- A standard showerhead may use up to 25 litres of water per minute whereas water-efficient showerhead might use as little as seven litres per minute, which is less than a third.
- A water-efficient washing machine may use only one-third the water of an inefficient model.
- An old-style single-flush toilet could use up to 12 litres of water per flush, while a standard dual flush toilet uses just a quarter of this on a half-flush.
- As a guide, running your hose at maximum capacity can use up to 20 litres per minute, so a full 1000-litre tank will provide around 50 minutes of hosing.
- Ask council to provide you with a species list most suitable to your local conditions.
- Check for leaks regularly as even one dripping tap can waste up to 2,000 litres per month. To do this, turn off your water for a few hours, if your meter reading changes it will be obvious that you have a leak.
- Check your pool for leaks. A leaking pool can lose up to 500 litres a day.
- Check your toilet for leaks, a leaking toilet can use up to 15 litres every day.
- Checking your water meter regularly allows you to notice if your property has any hidden leaks.
- Many native plants conserve water with small leaves often covered in a tough or hairy surface. Internal water storage and deep roots help them survive in times of drought.
- Moreton bay residents are entitled to a free cubic metre of mulch a month from the local waste facility.
- Mulch your garden regularly. This helps maintain moisture in the soil and control weeds that compete with plants for water.
- Regularly check outdoor taps, pipes and plumbing fixtures for leaks. A single dripping tap can waste up to 2,000 litres a month.
- Take note of the rainfall your garden receives.
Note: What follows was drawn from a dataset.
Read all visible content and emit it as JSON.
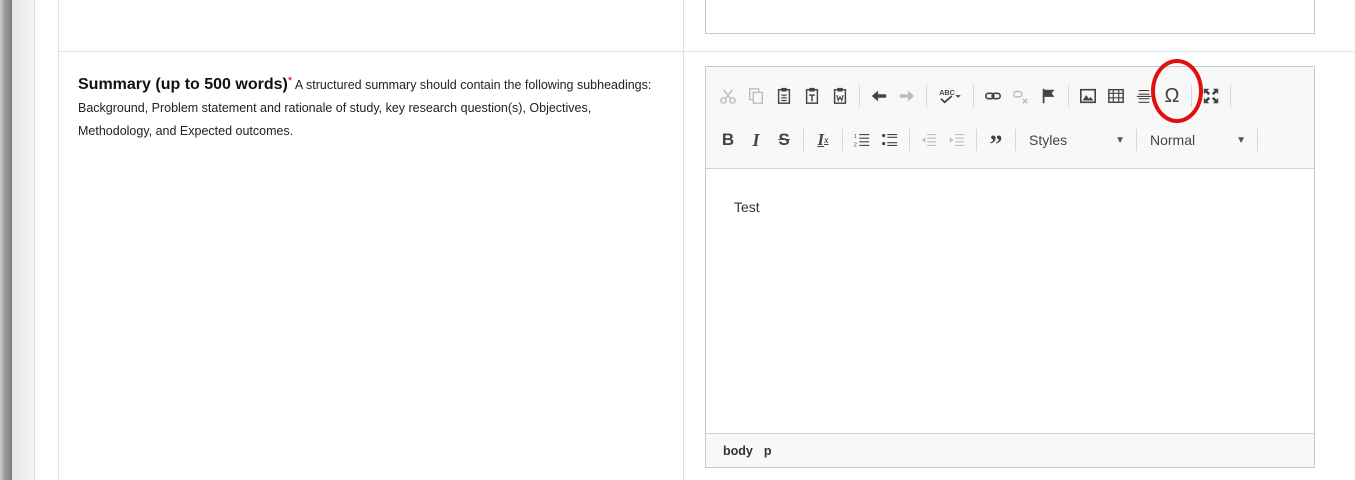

If your area has received significant rainfall (more than 50mm) it may be weeks before you need to water again.
- To rinse your razor, run a little water into a plugged sink. Rinsing your razor under a running tap wastes a lot of water.
- Water deeply and less frequently to encourage plants and lawn to grow deeper roots and be more resilient to dry times. Twice a week should be sufficient if you have a well-mulched garden, suitable soil and established plants
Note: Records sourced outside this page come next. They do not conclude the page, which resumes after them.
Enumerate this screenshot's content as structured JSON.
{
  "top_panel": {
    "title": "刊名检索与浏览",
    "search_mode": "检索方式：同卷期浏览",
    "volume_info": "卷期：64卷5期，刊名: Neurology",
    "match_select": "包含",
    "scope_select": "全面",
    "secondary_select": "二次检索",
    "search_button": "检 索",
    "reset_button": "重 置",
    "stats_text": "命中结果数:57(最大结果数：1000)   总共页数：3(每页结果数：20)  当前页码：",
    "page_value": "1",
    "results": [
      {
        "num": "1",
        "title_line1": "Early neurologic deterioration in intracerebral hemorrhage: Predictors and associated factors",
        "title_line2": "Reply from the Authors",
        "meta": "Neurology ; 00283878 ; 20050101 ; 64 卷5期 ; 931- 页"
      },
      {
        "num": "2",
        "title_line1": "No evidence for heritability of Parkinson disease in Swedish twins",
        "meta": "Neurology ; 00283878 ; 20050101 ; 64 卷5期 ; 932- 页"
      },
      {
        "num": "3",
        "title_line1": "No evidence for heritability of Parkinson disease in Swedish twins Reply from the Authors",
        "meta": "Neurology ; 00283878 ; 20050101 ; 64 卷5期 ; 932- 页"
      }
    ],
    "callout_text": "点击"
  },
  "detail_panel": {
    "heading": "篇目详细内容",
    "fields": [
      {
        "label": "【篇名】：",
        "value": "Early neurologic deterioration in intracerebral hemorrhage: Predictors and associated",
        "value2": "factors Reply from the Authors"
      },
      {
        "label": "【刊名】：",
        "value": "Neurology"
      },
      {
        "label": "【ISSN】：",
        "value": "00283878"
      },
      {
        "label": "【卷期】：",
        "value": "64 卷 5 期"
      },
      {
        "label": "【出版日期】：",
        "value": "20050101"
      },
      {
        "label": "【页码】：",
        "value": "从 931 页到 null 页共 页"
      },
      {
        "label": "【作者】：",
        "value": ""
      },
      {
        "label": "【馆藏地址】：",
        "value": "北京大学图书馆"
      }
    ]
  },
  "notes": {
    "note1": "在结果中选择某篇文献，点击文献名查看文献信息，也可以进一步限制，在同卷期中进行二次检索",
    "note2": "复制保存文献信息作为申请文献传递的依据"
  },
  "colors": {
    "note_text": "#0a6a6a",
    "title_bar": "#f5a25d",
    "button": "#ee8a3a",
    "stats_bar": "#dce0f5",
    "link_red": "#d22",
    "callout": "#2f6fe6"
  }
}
- Where possible reduce the amount of time you use your garbage disposal unit. This will save up to 7 litres a minute.